(Dataset records)
--*--

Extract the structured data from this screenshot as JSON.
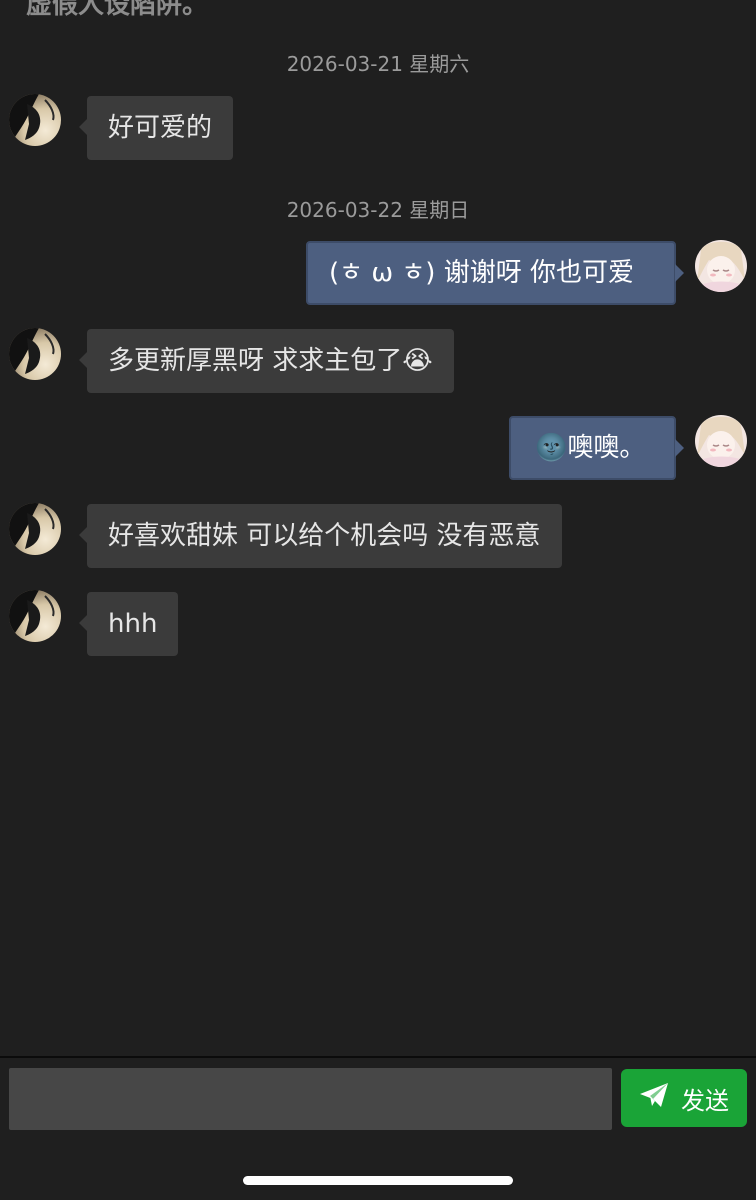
{
  "header": {
    "partial_text": "虚假人设陷阱。"
  },
  "timestamps": [
    "2026-03-21 星期六",
    "2026-03-22 星期日"
  ],
  "messages": [
    {
      "side": "left",
      "text": "好可爱的"
    },
    {
      "side": "right",
      "text": "(ㅎ ω ㅎ) 谢谢呀 你也可爱"
    },
    {
      "side": "left",
      "text": "多更新厚黑呀 求求主包了😭"
    },
    {
      "side": "right",
      "text": "🌚噢噢。"
    },
    {
      "side": "left",
      "text": "好喜欢甜妹 可以给个机会吗 没有恶意"
    },
    {
      "side": "left",
      "text": "hhh"
    }
  ],
  "composer": {
    "placeholder": "",
    "value": "",
    "send_label": "发送",
    "send_icon": "paper-plane-icon"
  },
  "colors": {
    "background": "#1f1f1f",
    "left_bubble": "#3b3b3b",
    "right_bubble": "#4d5f80",
    "send_button": "#1aa437",
    "input_field": "#474747"
  }
}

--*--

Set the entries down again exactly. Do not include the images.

**Answer box**.
Extract the structured data from this screenshot as JSON.
{
  "header": {
    "partial_text": "虚假人设陷阱。"
  },
  "timestamps": [
    "2026-03-21 星期六",
    "2026-03-22 星期日"
  ],
  "messages": [
    {
      "side": "left",
      "text": "好可爱的"
    },
    {
      "side": "right",
      "text": "(ㅎ ω ㅎ) 谢谢呀 你也可爱"
    },
    {
      "side": "left",
      "text": "多更新厚黑呀 求求主包了😭"
    },
    {
      "side": "right",
      "text": "🌚噢噢。"
    },
    {
      "side": "left",
      "text": "好喜欢甜妹 可以给个机会吗 没有恶意"
    },
    {
      "side": "left",
      "text": "hhh"
    }
  ],
  "composer": {
    "placeholder": "",
    "value": "",
    "send_label": "发送",
    "send_icon": "paper-plane-icon"
  },
  "colors": {
    "background": "#1f1f1f",
    "left_bubble": "#3b3b3b",
    "right_bubble": "#4d5f80",
    "send_button": "#1aa437",
    "input_field": "#474747"
  }
}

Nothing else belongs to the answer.